Dataset rows for apps and sites:
=====
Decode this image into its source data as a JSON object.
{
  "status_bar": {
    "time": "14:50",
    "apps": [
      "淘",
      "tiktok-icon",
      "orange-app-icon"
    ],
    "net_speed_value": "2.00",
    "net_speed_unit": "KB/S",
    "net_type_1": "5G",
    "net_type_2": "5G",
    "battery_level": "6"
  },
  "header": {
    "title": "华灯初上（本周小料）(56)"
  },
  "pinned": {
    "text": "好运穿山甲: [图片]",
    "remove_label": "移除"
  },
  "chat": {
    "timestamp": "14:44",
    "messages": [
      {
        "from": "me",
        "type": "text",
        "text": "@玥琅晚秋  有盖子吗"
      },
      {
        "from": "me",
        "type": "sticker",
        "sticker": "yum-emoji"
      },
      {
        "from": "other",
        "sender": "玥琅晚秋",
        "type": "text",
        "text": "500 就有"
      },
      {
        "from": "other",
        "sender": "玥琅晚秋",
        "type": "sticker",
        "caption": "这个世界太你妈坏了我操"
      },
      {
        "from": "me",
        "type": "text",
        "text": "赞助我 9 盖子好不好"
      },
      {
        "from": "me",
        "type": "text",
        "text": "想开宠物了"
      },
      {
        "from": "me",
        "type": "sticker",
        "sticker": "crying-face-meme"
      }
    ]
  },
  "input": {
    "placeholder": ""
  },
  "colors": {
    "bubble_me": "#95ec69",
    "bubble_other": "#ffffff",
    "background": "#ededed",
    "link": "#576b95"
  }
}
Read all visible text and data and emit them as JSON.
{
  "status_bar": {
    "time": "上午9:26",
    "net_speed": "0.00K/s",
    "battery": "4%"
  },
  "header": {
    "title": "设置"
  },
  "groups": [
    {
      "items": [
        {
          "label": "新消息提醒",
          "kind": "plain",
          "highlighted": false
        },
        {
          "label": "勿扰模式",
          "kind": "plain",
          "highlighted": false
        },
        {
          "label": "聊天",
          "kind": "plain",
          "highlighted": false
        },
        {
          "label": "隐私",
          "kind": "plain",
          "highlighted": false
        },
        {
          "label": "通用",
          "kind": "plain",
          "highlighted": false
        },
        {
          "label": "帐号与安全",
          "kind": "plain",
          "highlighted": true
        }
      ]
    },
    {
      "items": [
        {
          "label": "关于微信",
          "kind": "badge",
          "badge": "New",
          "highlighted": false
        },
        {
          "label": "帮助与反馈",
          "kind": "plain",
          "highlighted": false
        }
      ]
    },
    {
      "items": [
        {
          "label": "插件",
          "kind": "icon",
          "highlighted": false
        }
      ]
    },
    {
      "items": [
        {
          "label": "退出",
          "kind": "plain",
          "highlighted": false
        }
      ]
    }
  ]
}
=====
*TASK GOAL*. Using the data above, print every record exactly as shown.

*YOUR RESPONSE*.
Decode this image into its source data as a JSON object.
{
  "status_bar": {
    "time": "14:50",
    "apps": [
      "淘",
      "tiktok-icon",
      "orange-app-icon"
    ],
    "net_speed_value": "2.00",
    "net_speed_unit": "KB/S",
    "net_type_1": "5G",
    "net_type_2": "5G",
    "battery_level": "6"
  },
  "header": {
    "title": "华灯初上（本周小料）(56)"
  },
  "pinned": {
    "text": "好运穿山甲: [图片]",
    "remove_label": "移除"
  },
  "chat": {
    "timestamp": "14:44",
    "messages": [
      {
        "from": "me",
        "type": "text",
        "text": "@玥琅晚秋  有盖子吗"
      },
      {
        "from": "me",
        "type": "sticker",
        "sticker": "yum-emoji"
      },
      {
        "from": "other",
        "sender": "玥琅晚秋",
        "type": "text",
        "text": "500 就有"
      },
      {
        "from": "other",
        "sender": "玥琅晚秋",
        "type": "sticker",
        "caption": "这个世界太你妈坏了我操"
      },
      {
        "from": "me",
        "type": "text",
        "text": "赞助我 9 盖子好不好"
      },
      {
        "from": "me",
        "type": "text",
        "text": "想开宠物了"
      },
      {
        "from": "me",
        "type": "sticker",
        "sticker": "crying-face-meme"
      }
    ]
  },
  "input": {
    "placeholder": ""
  },
  "colors": {
    "bubble_me": "#95ec69",
    "bubble_other": "#ffffff",
    "background": "#ededed",
    "link": "#576b95"
  }
}
Read all visible text and data and emit them as JSON.
{
  "status_bar": {
    "time": "上午9:26",
    "net_speed": "0.00K/s",
    "battery": "4%"
  },
  "header": {
    "title": "设置"
  },
  "groups": [
    {
      "items": [
        {
          "label": "新消息提醒",
          "kind": "plain",
          "highlighted": false
        },
        {
          "label": "勿扰模式",
          "kind": "plain",
          "highlighted": false
        },
        {
          "label": "聊天",
          "kind": "plain",
          "highlighted": false
        },
        {
          "label": "隐私",
          "kind": "plain",
          "highlighted": false
        },
        {
          "label": "通用",
          "kind": "plain",
          "highlighted": false
        },
        {
          "label": "帐号与安全",
          "kind": "plain",
          "highlighted": true
        }
      ]
    },
    {
      "items": [
        {
          "label": "关于微信",
          "kind": "badge",
          "badge": "New",
          "highlighted": false
        },
        {
          "label": "帮助与反馈",
          "kind": "plain",
          "highlighted": false
        }
      ]
    },
    {
      "items": [
        {
          "label": "插件",
          "kind": "icon",
          "highlighted": false
        }
      ]
    },
    {
      "items": [
        {
          "label": "退出",
          "kind": "plain",
          "highlighted": false
        }
      ]
    }
  ]
}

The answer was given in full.